In full and without alteration, write out the lines below.

§ **PROVIDED DATA**
**********
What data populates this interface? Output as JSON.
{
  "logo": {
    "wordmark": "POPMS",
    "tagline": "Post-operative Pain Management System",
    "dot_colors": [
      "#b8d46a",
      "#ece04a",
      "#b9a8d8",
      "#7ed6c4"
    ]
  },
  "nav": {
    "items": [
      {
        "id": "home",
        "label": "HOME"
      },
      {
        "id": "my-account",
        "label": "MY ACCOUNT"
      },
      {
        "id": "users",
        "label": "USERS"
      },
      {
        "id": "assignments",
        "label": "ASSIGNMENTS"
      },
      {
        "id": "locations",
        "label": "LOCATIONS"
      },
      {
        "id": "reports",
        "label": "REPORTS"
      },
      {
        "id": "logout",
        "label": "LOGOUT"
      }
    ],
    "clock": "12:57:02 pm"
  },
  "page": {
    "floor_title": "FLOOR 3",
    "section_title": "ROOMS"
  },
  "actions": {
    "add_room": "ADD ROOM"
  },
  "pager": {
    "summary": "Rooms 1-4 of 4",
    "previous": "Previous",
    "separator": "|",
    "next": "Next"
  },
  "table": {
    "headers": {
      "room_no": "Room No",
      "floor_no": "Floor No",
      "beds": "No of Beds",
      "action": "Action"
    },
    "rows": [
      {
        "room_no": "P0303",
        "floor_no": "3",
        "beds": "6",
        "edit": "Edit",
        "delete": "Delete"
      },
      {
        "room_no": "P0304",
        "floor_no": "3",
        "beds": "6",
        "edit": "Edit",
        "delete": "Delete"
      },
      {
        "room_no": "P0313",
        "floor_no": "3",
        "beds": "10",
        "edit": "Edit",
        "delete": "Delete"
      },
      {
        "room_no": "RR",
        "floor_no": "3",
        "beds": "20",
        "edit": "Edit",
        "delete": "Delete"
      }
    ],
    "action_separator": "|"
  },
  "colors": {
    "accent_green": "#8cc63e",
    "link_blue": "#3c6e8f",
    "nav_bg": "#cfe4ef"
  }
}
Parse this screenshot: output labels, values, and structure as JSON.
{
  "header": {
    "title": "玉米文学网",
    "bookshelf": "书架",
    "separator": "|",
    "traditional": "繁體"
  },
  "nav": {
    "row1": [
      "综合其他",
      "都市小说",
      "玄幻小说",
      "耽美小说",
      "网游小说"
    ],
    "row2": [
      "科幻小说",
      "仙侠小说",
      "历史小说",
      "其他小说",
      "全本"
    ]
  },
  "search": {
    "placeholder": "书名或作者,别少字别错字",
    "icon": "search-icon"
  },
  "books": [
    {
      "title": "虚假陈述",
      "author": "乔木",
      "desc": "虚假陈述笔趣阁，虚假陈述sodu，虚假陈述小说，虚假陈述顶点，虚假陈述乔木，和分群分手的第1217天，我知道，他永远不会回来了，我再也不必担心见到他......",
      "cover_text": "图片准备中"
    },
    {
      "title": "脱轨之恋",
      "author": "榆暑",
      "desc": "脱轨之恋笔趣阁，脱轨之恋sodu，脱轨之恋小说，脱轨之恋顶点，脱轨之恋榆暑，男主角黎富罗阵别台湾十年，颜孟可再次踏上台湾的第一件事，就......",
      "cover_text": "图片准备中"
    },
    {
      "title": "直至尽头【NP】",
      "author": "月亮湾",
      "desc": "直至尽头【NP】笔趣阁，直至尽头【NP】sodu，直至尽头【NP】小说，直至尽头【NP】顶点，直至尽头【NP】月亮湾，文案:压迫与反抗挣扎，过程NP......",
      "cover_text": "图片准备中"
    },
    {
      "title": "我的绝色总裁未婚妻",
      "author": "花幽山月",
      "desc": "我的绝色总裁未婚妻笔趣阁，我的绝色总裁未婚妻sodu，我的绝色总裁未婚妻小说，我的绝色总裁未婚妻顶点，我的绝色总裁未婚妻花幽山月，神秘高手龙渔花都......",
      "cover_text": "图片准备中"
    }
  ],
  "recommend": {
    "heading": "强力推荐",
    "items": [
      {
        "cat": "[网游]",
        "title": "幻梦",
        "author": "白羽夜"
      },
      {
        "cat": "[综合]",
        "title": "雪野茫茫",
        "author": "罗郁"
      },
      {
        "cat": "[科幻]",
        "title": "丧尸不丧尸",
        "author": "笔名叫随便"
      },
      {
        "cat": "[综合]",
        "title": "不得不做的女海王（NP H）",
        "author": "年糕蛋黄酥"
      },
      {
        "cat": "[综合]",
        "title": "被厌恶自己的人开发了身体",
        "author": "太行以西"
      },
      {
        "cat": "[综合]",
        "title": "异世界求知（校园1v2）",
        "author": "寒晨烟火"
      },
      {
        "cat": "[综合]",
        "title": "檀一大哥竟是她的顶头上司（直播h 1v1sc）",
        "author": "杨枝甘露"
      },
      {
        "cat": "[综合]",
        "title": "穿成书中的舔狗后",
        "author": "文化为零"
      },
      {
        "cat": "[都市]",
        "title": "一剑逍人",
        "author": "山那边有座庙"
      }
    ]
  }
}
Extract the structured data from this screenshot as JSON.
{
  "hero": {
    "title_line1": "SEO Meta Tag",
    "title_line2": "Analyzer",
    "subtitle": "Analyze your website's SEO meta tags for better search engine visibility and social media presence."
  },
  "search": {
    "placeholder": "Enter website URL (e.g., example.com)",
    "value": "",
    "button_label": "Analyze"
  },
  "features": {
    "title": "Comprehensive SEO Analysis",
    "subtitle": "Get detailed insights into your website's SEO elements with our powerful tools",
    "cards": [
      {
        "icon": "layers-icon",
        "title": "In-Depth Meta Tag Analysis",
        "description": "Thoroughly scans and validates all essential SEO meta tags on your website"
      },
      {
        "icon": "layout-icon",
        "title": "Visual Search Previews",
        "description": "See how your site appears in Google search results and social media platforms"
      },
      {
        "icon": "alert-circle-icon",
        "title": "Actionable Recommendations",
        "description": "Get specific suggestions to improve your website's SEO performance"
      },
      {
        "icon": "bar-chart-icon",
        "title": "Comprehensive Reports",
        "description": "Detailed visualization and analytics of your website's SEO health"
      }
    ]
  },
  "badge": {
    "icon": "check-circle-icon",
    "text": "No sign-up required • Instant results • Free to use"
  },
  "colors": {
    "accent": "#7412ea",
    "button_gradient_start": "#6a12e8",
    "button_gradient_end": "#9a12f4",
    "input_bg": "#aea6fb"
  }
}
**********
§ **SOLUTION TO THE EXERCISE**
What data populates this interface? Output as JSON.
{
  "logo": {
    "wordmark": "POPMS",
    "tagline": "Post-operative Pain Management System",
    "dot_colors": [
      "#b8d46a",
      "#ece04a",
      "#b9a8d8",
      "#7ed6c4"
    ]
  },
  "nav": {
    "items": [
      {
        "id": "home",
        "label": "HOME"
      },
      {
        "id": "my-account",
        "label": "MY ACCOUNT"
      },
      {
        "id": "users",
        "label": "USERS"
      },
      {
        "id": "assignments",
        "label": "ASSIGNMENTS"
      },
      {
        "id": "locations",
        "label": "LOCATIONS"
      },
      {
        "id": "reports",
        "label": "REPORTS"
      },
      {
        "id": "logout",
        "label": "LOGOUT"
      }
    ],
    "clock": "12:57:02 pm"
  },
  "page": {
    "floor_title": "FLOOR 3",
    "section_title": "ROOMS"
  },
  "actions": {
    "add_room": "ADD ROOM"
  },
  "pager": {
    "summary": "Rooms 1-4 of 4",
    "previous": "Previous",
    "separator": "|",
    "next": "Next"
  },
  "table": {
    "headers": {
      "room_no": "Room No",
      "floor_no": "Floor No",
      "beds": "No of Beds",
      "action": "Action"
    },
    "rows": [
      {
        "room_no": "P0303",
        "floor_no": "3",
        "beds": "6",
        "edit": "Edit",
        "delete": "Delete"
      },
      {
        "room_no": "P0304",
        "floor_no": "3",
        "beds": "6",
        "edit": "Edit",
        "delete": "Delete"
      },
      {
        "room_no": "P0313",
        "floor_no": "3",
        "beds": "10",
        "edit": "Edit",
        "delete": "Delete"
      },
      {
        "room_no": "RR",
        "floor_no": "3",
        "beds": "20",
        "edit": "Edit",
        "delete": "Delete"
      }
    ],
    "action_separator": "|"
  },
  "colors": {
    "accent_green": "#8cc63e",
    "link_blue": "#3c6e8f",
    "nav_bg": "#cfe4ef"
  }
}
Parse this screenshot: output labels, values, and structure as JSON.
{
  "header": {
    "title": "玉米文学网",
    "bookshelf": "书架",
    "separator": "|",
    "traditional": "繁體"
  },
  "nav": {
    "row1": [
      "综合其他",
      "都市小说",
      "玄幻小说",
      "耽美小说",
      "网游小说"
    ],
    "row2": [
      "科幻小说",
      "仙侠小说",
      "历史小说",
      "其他小说",
      "全本"
    ]
  },
  "search": {
    "placeholder": "书名或作者,别少字别错字",
    "icon": "search-icon"
  },
  "books": [
    {
      "title": "虚假陈述",
      "author": "乔木",
      "desc": "虚假陈述笔趣阁，虚假陈述sodu，虚假陈述小说，虚假陈述顶点，虚假陈述乔木，和分群分手的第1217天，我知道，他永远不会回来了，我再也不必担心见到他......",
      "cover_text": "图片准备中"
    },
    {
      "title": "脱轨之恋",
      "author": "榆暑",
      "desc": "脱轨之恋笔趣阁，脱轨之恋sodu，脱轨之恋小说，脱轨之恋顶点，脱轨之恋榆暑，男主角黎富罗阵别台湾十年，颜孟可再次踏上台湾的第一件事，就......",
      "cover_text": "图片准备中"
    },
    {
      "title": "直至尽头【NP】",
      "author": "月亮湾",
      "desc": "直至尽头【NP】笔趣阁，直至尽头【NP】sodu，直至尽头【NP】小说，直至尽头【NP】顶点，直至尽头【NP】月亮湾，文案:压迫与反抗挣扎，过程NP......",
      "cover_text": "图片准备中"
    },
    {
      "title": "我的绝色总裁未婚妻",
      "author": "花幽山月",
      "desc": "我的绝色总裁未婚妻笔趣阁，我的绝色总裁未婚妻sodu，我的绝色总裁未婚妻小说，我的绝色总裁未婚妻顶点，我的绝色总裁未婚妻花幽山月，神秘高手龙渔花都......",
      "cover_text": "图片准备中"
    }
  ],
  "recommend": {
    "heading": "强力推荐",
    "items": [
      {
        "cat": "[网游]",
        "title": "幻梦",
        "author": "白羽夜"
      },
      {
        "cat": "[综合]",
        "title": "雪野茫茫",
        "author": "罗郁"
      },
      {
        "cat": "[科幻]",
        "title": "丧尸不丧尸",
        "author": "笔名叫随便"
      },
      {
        "cat": "[综合]",
        "title": "不得不做的女海王（NP H）",
        "author": "年糕蛋黄酥"
      },
      {
        "cat": "[综合]",
        "title": "被厌恶自己的人开发了身体",
        "author": "太行以西"
      },
      {
        "cat": "[综合]",
        "title": "异世界求知（校园1v2）",
        "author": "寒晨烟火"
      },
      {
        "cat": "[综合]",
        "title": "檀一大哥竟是她的顶头上司（直播h 1v1sc）",
        "author": "杨枝甘露"
      },
      {
        "cat": "[综合]",
        "title": "穿成书中的舔狗后",
        "author": "文化为零"
      },
      {
        "cat": "[都市]",
        "title": "一剑逍人",
        "author": "山那边有座庙"
      }
    ]
  }
}
Extract the structured data from this screenshot as JSON.
{
  "hero": {
    "title_line1": "SEO Meta Tag",
    "title_line2": "Analyzer",
    "subtitle": "Analyze your website's SEO meta tags for better search engine visibility and social media presence."
  },
  "search": {
    "placeholder": "Enter website URL (e.g., example.com)",
    "value": "",
    "button_label": "Analyze"
  },
  "features": {
    "title": "Comprehensive SEO Analysis",
    "subtitle": "Get detailed insights into your website's SEO elements with our powerful tools",
    "cards": [
      {
        "icon": "layers-icon",
        "title": "In-Depth Meta Tag Analysis",
        "description": "Thoroughly scans and validates all essential SEO meta tags on your website"
      },
      {
        "icon": "layout-icon",
        "title": "Visual Search Previews",
        "description": "See how your site appears in Google search results and social media platforms"
      },
      {
        "icon": "alert-circle-icon",
        "title": "Actionable Recommendations",
        "description": "Get specific suggestions to improve your website's SEO performance"
      },
      {
        "icon": "bar-chart-icon",
        "title": "Comprehensive Reports",
        "description": "Detailed visualization and analytics of your website's SEO health"
      }
    ]
  },
  "badge": {
    "icon": "check-circle-icon",
    "text": "No sign-up required • Instant results • Free to use"
  },
  "colors": {
    "accent": "#7412ea",
    "button_gradient_start": "#6a12e8",
    "button_gradient_end": "#9a12f4",
    "input_bg": "#aea6fb"
  }
}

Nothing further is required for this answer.